Europe and Japan in vogue for hedge funds
Western Europe and Japan are the most sought-after regions for hedge fund investors in 2014 as economic conditions show signs of improvement for the two regions, according to Deutsche Bank's annual Alternative Investment Survey (AIS).
The AIS, taken by 413 global hedge fund allocators representing $1.8 trillion assets under management, revealed that 36 percent of investors were planning to add to Europe, while Japan was the second most popular region, up nine places from last year, with 29 percent hoping to increase their Japanese exposure.
The uptick in interest reflects the increasingly positive data from both regions. The euro zone economy grew faster than expected in the fourth quarter of 2013 amid signs of a narrowing gap between the region's strongest and weakest members.
Japan has seen an improvement in fortunes since the onset of "Abenomics" last year.Although the country's economy grew 0.3 percent in the fourth quarter of 2013 from the previous one, below analysts' expectations in a Reuters poll, it did mark the fourth straight month of expansion.
The AIS also showed that 53 percent of investors were planning on focusing on fundamental equity long/short and event-driven strategies for the year ahead, while structured credit and credit were the least popular.
Overall, hedge funds – the catch-all term for investment funds that seek an maximum return whether a market rises or falls – enjoyed a good 2013, with 60 percent of investors stating that their portfolios performed as they expected, with 20 percent saying they performed better than anticipated.
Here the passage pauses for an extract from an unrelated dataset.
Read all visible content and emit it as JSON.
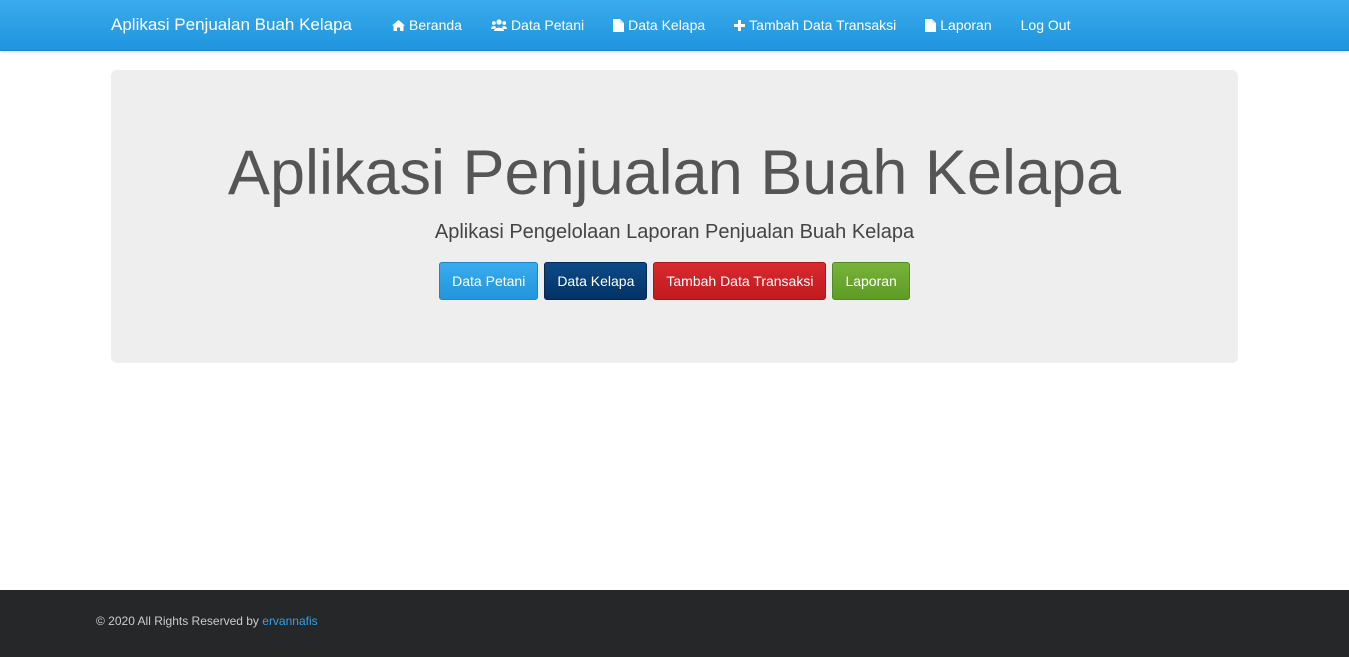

Thus, 62 percent of investors now plan to growth their hedge fund assets under management for this year, with 30 percent wanting to increase their allocations by over £100 million.
(Read more: Buffett has big lead in bet against hedge funds)
The usual fee structure for hedge fund industry is the so-called "2 and 20" rule, whereby a fund manager charges 2 percent of the assets under management and 20 percent of any profits made.
But, at a time when bonuses are once more in the spotlight, according to the AIS, "Investors remain willing to pay for performance: almost half of all investors would allocate to a manager with fees in excess of 2 and 20 where the manager has proven 'consistent strong performance in absolute returns'."
(Read more: Inside hedge fund pay: $10M for a 10 percent return)
Bank of England Governor Mark Carney this week said that a large chunk of the pay packages for senior staff at U.K. banks should be deferred "for a very long time".
The AIS did see an increase from last year in the number of investors negotiating fees, up to 71 percent, although only 35 percent of those who negotiated were successful in at least 1 out of every 2 negotiations.
Follow us on Twitter: @CNBCWorld